Ansel Adams’ photography is one of those things that’s easy to dismiss because we’ve seen so much of it reproduced in calendars, outsize posters, and the like. But after spending time with the actual photographs now on view at UVA’s Fralin Museum in Ansel Adams: A Legacy through October 13, I rediscovered the magic in Adams’ images of desert, mountain, and forest.

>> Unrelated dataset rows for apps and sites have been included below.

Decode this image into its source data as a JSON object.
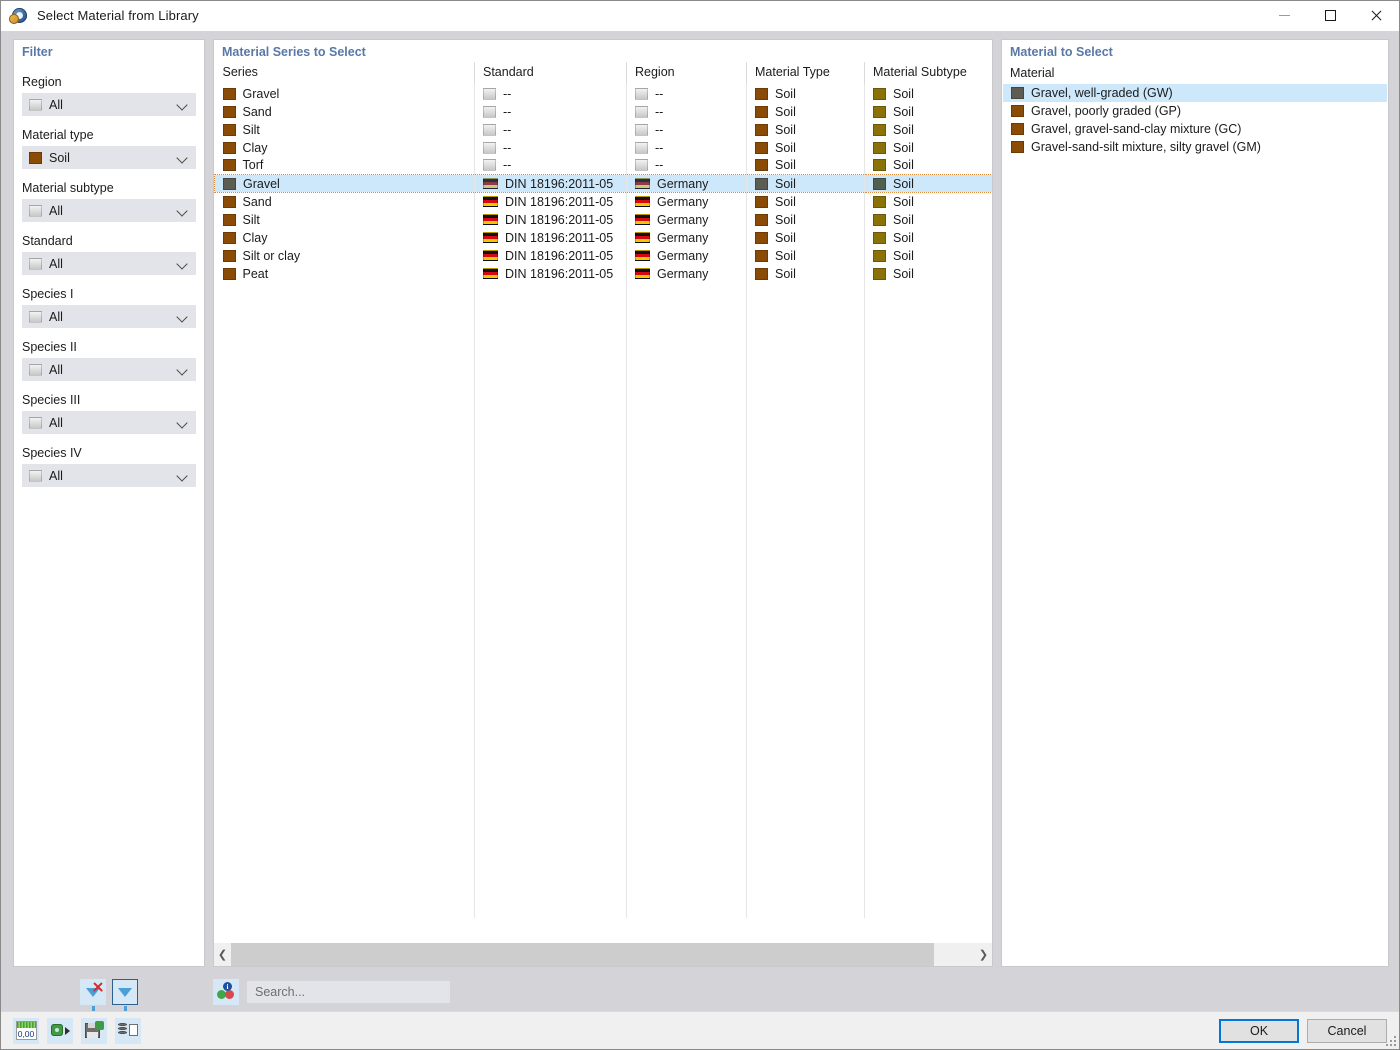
{
  "window": {
    "title": "Select Material from Library",
    "icon": "library-material-icon",
    "minimize_label": "Minimize",
    "maximize_label": "Maximize",
    "close_label": "Close"
  },
  "filter": {
    "panel_title": "Filter",
    "fields": [
      {
        "label": "Region",
        "value": "All",
        "swatch": "gray"
      },
      {
        "label": "Material type",
        "value": "Soil",
        "swatch": "soil"
      },
      {
        "label": "Material subtype",
        "value": "All",
        "swatch": "gray"
      },
      {
        "label": "Standard",
        "value": "All",
        "swatch": "gray"
      },
      {
        "label": "Species I",
        "value": "All",
        "swatch": "gray"
      },
      {
        "label": "Species II",
        "value": "All",
        "swatch": "gray"
      },
      {
        "label": "Species III",
        "value": "All",
        "swatch": "gray"
      },
      {
        "label": "Species IV",
        "value": "All",
        "swatch": "gray"
      }
    ]
  },
  "series": {
    "panel_title": "Material Series to Select",
    "columns": [
      "Series",
      "Standard",
      "Region",
      "Material Type",
      "Material Subtype"
    ],
    "rows": [
      {
        "series": "Gravel",
        "standard": "--",
        "region": "--",
        "material_type": "Soil",
        "material_subtype": "Soil",
        "selected": false,
        "flag": "none"
      },
      {
        "series": "Sand",
        "standard": "--",
        "region": "--",
        "material_type": "Soil",
        "material_subtype": "Soil",
        "selected": false,
        "flag": "none"
      },
      {
        "series": "Silt",
        "standard": "--",
        "region": "--",
        "material_type": "Soil",
        "material_subtype": "Soil",
        "selected": false,
        "flag": "none"
      },
      {
        "series": "Clay",
        "standard": "--",
        "region": "--",
        "material_type": "Soil",
        "material_subtype": "Soil",
        "selected": false,
        "flag": "none"
      },
      {
        "series": "Torf",
        "standard": "--",
        "region": "--",
        "material_type": "Soil",
        "material_subtype": "Soil",
        "selected": false,
        "flag": "none"
      },
      {
        "series": "Gravel",
        "standard": "DIN 18196:2011-05",
        "region": "Germany",
        "material_type": "Soil",
        "material_subtype": "Soil",
        "selected": true,
        "flag": "de"
      },
      {
        "series": "Sand",
        "standard": "DIN 18196:2011-05",
        "region": "Germany",
        "material_type": "Soil",
        "material_subtype": "Soil",
        "selected": false,
        "flag": "de"
      },
      {
        "series": "Silt",
        "standard": "DIN 18196:2011-05",
        "region": "Germany",
        "material_type": "Soil",
        "material_subtype": "Soil",
        "selected": false,
        "flag": "de"
      },
      {
        "series": "Clay",
        "standard": "DIN 18196:2011-05",
        "region": "Germany",
        "material_type": "Soil",
        "material_subtype": "Soil",
        "selected": false,
        "flag": "de"
      },
      {
        "series": "Silt or clay",
        "standard": "DIN 18196:2011-05",
        "region": "Germany",
        "material_type": "Soil",
        "material_subtype": "Soil",
        "selected": false,
        "flag": "de"
      },
      {
        "series": "Peat",
        "standard": "DIN 18196:2011-05",
        "region": "Germany",
        "material_type": "Soil",
        "material_subtype": "Soil",
        "selected": false,
        "flag": "de"
      }
    ]
  },
  "materials": {
    "panel_title": "Material to Select",
    "column": "Material",
    "rows": [
      {
        "label": "Gravel, well-graded (GW)",
        "selected": true
      },
      {
        "label": "Gravel, poorly graded (GP)",
        "selected": false
      },
      {
        "label": "Gravel, gravel-sand-clay mixture (GC)",
        "selected": false
      },
      {
        "label": "Gravel-sand-silt mixture, silty gravel (GM)",
        "selected": false
      }
    ]
  },
  "toolbar": {
    "clear_filter_label": "Clear filter",
    "filter_label": "Filter",
    "search_icon_label": "Search options",
    "search_placeholder": "Search...",
    "search_value": ""
  },
  "footer": {
    "buttons": [
      {
        "name": "units-button",
        "tooltip": "Units / number format"
      },
      {
        "name": "export-button",
        "tooltip": "Export"
      },
      {
        "name": "save-button",
        "tooltip": "Save to library"
      },
      {
        "name": "copy-report-button",
        "tooltip": "Copy to report"
      }
    ],
    "ok_label": "OK",
    "cancel_label": "Cancel"
  },
  "scrollbar": {
    "left_arrow": "❮",
    "right_arrow": "❯"
  },
  "colors": {
    "accent": "#0078d7",
    "panel_title": "#5878a8",
    "selection": "#cde8fb",
    "selection_outline": "#e08a3c",
    "soil_swatch": "#8a4b06",
    "subtype_swatch": "#8a7206"
  }
}
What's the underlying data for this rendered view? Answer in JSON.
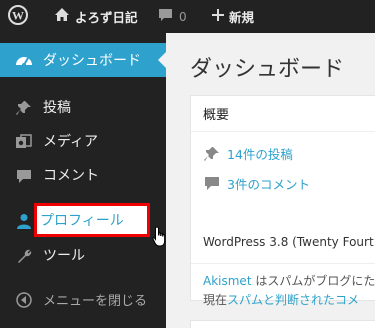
{
  "admin_bar": {
    "site_name": "よろず日記",
    "comment_count": "0",
    "new_label": "新規",
    "icons": [
      "wordpress-logo-icon",
      "home-icon",
      "comment-bubble-icon",
      "plus-icon"
    ]
  },
  "sidebar": {
    "items": [
      {
        "label": "ダッシュボード",
        "icon": "dashboard-icon"
      },
      {
        "label": "投稿",
        "icon": "pin-icon"
      },
      {
        "label": "メディア",
        "icon": "media-icon"
      },
      {
        "label": "コメント",
        "icon": "comment-icon"
      },
      {
        "label": "プロフィール",
        "icon": "user-icon"
      },
      {
        "label": "ツール",
        "icon": "wrench-icon"
      },
      {
        "label": "メニューを閉じる",
        "icon": "collapse-icon"
      }
    ]
  },
  "main": {
    "title": "ダッシュボード",
    "glance": {
      "heading": "概要",
      "posts": "14件の投稿",
      "comments": "3件のコメント",
      "version": "WordPress 3.8 (Twenty Fourt"
    },
    "akismet": {
      "line1_link": "Akismet",
      "line1_text": " はスパムがブログにた",
      "line2_text": "現在",
      "line2_link": "スパムと判断されたコメ"
    }
  },
  "colors": {
    "admin_bar_bg": "#222222",
    "accent": "#2ea2cc",
    "highlight_border": "#ee0000",
    "page_bg": "#f1f1f1"
  }
}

Printed in the 1960s and ’70s by Adams for the San Francisco Friends of Photography, the Meredith Collection of photographs is, in effect, a retrospective of Adams’ career from his early explorations of the medium in the 1920s, to familiar masterworks. The photographs came into the Merediths’ hands in 2002 after the SFFOP was dissolved. At the time, Tom Meredith, a committed conservationist from Austin, Texas, was looking to acquire four prints for his wife, Lynn. With the auction of the SFFOP holdings looming, the couple was talked into purchasing the entire collection in order to keep it intact.

The oil painting of a black Russian man lay quietly for years in a back corner of an antique shop in a dingy walking mall in Moscow.

Andy Leddy, a white American working on a U.S. government contract for a refu­gee program in 1992, a year after the Communist Party lost power, pulled the canvas out and unrolled it.

An exhibition set to open this month at the University of Virginia will examine the family history of Lloyd Patterson, an African-American who emigrated to the Soviet Union in the 1930s and whose son became a child film star and a well-known Soviet poet.

Titled In the Shadow of Stalin: the Patterson Family in Painting and Film, the exhibition “will examine the Patterson family’s history in order to engage larger issues,” according to the university’s Fralin Museum of Art in Charlottesville, Virginia, which is hosting the exhibit from Aug. 23 to Dec. 22.

Today’s American West looks very different from the pristine wilderness documented in the photographs of Ansel Adams.

In conjunction with the new Ansel Adams: A Legacy exhibit, The Fralin Museum of Art at the University of Virginia opens Looking at the New West: Contemporary Landscape Photography, on Friday. The exhibit, running through Dec. 15, focuses on six contemporary photographers’ explorations of the ever-changing scenery of the American West.


Museum Hours

Monday: Closed
Tuesday: 10 am – 5 pm
Wednesday: 10 am – 5 pm
Thursday: 10 am – 5 pm 
Friday: 10 am – 8 pm
Saturday: 10 am – 5 pm 
Sunday: 12 pm – 5 pm

The museum is closed on the following holidays: New Year's Day, Independence Day, Thanksgiving Day, Christmas Eve and Christmas Day.